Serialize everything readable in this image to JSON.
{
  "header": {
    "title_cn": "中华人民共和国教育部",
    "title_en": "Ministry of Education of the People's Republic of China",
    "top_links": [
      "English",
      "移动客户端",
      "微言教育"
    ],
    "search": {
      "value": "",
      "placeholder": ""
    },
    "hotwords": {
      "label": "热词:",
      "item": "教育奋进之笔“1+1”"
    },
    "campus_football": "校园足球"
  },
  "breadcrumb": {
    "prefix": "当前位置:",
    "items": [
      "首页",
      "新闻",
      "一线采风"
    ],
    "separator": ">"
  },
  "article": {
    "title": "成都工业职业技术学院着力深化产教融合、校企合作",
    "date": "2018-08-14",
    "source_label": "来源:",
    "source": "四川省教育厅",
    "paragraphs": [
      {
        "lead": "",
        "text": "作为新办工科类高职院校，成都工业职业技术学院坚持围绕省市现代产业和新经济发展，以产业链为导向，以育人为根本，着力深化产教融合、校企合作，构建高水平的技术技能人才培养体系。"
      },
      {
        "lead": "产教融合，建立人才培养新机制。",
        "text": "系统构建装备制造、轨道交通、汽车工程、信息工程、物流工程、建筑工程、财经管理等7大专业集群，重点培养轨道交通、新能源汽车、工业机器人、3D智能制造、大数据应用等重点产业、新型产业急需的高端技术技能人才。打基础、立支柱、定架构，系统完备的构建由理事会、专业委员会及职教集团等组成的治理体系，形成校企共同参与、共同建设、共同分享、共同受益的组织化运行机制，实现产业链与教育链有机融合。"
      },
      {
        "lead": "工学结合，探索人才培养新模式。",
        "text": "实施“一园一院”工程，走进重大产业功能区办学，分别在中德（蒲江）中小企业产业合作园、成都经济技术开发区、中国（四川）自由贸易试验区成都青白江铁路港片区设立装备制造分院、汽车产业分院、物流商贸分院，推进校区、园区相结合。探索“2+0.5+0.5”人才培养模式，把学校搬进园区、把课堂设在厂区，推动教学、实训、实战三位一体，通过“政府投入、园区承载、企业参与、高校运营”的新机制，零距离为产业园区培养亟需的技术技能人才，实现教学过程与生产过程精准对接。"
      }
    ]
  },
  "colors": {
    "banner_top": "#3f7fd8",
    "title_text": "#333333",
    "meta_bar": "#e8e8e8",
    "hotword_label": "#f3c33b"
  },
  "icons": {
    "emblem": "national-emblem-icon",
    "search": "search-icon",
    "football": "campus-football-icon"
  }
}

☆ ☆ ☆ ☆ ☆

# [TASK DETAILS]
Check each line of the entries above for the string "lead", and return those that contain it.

# [RESPONSE TO THIS TASK]
        "lead": "",
        "lead": "产教融合，建立人才培养新机制。",
        "lead": "工学结合，探索人才培养新模式。",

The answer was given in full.